●» WITH Dr Paul Bowen, a GP with McIlvride Medical Practice, Poynton, and executive chair of NHS Eastern Cheshire Clinical Commissioning Group (CCG). ALMOST one in 20 people in eastern Cheshire are living with diabetes and the number is growing all the time.
Improving diabetes care is one of NHS Eastern Cheshire CCG’s key priorities, which we are working to tackle through a number of means – not least our upcoming StopandGo event.
The conference, which the CCG is co-hosting, will bring together clinicians, residents and technology providers to discuss how we can build innovative technology into diabetes care and help people to live well.
StopandGo is free and will take place on June 12 at The Alderley Park Conference Centre, Alderley Park, Macclesfield. Sign up at eventbrite. co.uk/e/16749351762.

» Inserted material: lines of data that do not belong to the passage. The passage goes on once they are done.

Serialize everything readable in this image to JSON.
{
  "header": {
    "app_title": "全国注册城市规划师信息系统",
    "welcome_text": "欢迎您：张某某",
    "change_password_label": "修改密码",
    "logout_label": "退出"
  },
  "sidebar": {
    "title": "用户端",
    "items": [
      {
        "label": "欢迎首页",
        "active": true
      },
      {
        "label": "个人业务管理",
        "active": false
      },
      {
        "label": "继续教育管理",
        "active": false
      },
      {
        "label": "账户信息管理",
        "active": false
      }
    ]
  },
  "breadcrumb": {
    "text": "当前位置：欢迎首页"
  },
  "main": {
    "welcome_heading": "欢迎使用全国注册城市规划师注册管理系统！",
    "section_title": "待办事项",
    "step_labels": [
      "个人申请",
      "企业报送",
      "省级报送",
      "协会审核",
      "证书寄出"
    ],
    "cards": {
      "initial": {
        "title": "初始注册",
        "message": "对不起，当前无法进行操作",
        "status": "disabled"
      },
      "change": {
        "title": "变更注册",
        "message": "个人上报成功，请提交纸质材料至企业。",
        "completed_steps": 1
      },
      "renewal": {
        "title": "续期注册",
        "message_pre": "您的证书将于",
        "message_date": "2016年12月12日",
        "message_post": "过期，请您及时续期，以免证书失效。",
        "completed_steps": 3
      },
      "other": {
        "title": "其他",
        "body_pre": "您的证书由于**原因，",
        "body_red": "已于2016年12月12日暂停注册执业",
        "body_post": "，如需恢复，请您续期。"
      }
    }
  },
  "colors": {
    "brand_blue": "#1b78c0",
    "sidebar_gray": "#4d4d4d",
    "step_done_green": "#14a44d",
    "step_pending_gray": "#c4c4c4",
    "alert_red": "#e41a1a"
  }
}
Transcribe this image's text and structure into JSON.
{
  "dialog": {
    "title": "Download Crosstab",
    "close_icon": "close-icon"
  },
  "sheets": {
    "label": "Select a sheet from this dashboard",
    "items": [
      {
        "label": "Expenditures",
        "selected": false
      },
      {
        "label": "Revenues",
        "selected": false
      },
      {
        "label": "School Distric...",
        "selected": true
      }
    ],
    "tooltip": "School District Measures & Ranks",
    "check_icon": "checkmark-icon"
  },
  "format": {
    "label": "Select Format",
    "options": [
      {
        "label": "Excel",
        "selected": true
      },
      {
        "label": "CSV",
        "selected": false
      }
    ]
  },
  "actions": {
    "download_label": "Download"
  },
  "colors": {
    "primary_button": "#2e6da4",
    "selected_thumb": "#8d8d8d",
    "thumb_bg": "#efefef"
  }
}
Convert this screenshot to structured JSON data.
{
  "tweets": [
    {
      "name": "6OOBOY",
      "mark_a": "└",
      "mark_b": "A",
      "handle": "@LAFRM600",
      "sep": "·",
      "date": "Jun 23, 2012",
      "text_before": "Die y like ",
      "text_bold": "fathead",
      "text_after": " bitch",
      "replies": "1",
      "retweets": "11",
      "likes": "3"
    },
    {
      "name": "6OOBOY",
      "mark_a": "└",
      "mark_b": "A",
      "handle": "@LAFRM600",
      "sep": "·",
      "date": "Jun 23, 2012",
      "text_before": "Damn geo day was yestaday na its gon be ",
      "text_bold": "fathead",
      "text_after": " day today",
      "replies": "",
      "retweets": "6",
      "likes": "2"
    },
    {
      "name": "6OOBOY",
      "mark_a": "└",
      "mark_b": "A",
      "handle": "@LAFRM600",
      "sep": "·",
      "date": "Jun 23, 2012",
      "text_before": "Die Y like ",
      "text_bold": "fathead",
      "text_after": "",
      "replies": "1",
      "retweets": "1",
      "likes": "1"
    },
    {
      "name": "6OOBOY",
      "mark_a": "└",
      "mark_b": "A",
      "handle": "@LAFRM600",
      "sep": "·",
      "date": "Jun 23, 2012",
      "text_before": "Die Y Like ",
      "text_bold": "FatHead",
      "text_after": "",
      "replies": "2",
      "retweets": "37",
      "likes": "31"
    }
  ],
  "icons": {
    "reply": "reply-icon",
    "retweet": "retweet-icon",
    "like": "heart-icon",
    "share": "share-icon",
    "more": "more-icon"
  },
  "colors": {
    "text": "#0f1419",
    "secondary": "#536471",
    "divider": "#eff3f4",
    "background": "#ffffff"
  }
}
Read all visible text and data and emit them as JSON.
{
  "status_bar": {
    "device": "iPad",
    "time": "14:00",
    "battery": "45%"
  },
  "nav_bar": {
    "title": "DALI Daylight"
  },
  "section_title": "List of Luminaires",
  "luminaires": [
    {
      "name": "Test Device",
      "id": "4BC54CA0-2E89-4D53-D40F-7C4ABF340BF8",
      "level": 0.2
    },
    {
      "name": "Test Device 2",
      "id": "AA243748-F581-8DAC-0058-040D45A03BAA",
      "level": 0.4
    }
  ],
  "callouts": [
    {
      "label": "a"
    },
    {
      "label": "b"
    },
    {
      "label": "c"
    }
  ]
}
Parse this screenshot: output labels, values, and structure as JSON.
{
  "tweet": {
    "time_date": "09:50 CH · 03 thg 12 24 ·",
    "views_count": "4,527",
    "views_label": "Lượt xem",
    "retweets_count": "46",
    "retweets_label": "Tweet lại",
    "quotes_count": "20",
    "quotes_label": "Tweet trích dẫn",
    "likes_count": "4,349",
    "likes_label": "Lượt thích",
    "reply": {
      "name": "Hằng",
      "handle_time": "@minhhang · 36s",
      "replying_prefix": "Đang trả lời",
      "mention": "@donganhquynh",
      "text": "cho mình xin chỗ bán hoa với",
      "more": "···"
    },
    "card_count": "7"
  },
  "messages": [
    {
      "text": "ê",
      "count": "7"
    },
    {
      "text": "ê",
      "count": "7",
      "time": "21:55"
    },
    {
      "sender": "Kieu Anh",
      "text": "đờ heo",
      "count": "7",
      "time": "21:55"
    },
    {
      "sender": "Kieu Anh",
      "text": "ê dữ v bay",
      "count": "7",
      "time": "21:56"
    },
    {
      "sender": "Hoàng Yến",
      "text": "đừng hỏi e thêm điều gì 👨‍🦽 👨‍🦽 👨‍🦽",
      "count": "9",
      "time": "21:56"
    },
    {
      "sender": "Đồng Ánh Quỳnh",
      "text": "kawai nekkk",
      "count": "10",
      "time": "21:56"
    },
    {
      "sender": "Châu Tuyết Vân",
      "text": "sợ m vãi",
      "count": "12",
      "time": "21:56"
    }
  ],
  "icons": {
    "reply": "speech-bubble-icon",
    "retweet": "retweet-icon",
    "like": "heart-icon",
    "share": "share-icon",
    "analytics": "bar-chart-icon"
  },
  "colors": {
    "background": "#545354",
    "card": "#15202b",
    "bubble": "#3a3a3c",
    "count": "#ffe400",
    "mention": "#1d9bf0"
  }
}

Understanding diabetes, its causes, and how best to manage it, is key to avoiding the long term health risks which include stroke, heart attack, blindness and amputations.
Empowering people with the knowledge and technology, as well the most appropriate medications and lifestyles, will help fight a condition that costs the NHS £10 billion a year.
Effective selfmanagement of diabetes is vital, as there were more than 500 emergency hospital admissions caused by diabetes in eastern Cheshire in 2014-15, costing close to £900,000.
What’s more, there are 4,515 people registered as having diabetes in the Macclesfield, Poynton, Bollington and Disley areas, and an equal number are likely to develop the condition in the next few years.
This figure may sound alarming, yet diabetes can be managed very effectively once diagnosed and the risk of developing it can be cut drastically by losing weight, increasing exercise and reducing sugar and carbohydrate intake.
Type 2 diabetes is by far the most common type, and is related to a sedentary lifestyle and obesity.
Symptoms are rare, so it’s worthwhile checking your blood sugar at health screening checks, which are offered to all over 40-year-olds at surgeries and many pharmacies.
Visit nhs.uk/Livewell/ Diabetes for more information.
Type 1 diabetes is more common in younger people and can develop quickly over weeks or even days.
The main symptoms of Type 1 diabetes, and occasionally in poorly controlled Type 2 diabetes, are: ●» Feeling very thirsty ●» Urinating more frequently than usual, particularly at night ●» Feeling very tired ●» Weight loss and loss of muscle bulk ●» Recurrent infections, especially skin, urine and thrush infections. ●» Blurred vision (caused by the lens of the eye becoming dry).
If you have more than one of these symptoms and suspect you may have diabetes, see your GP.
For more information about the condition, visit nhs.uk/Conditions/ Diabetes.
●» Dr Paul Bowen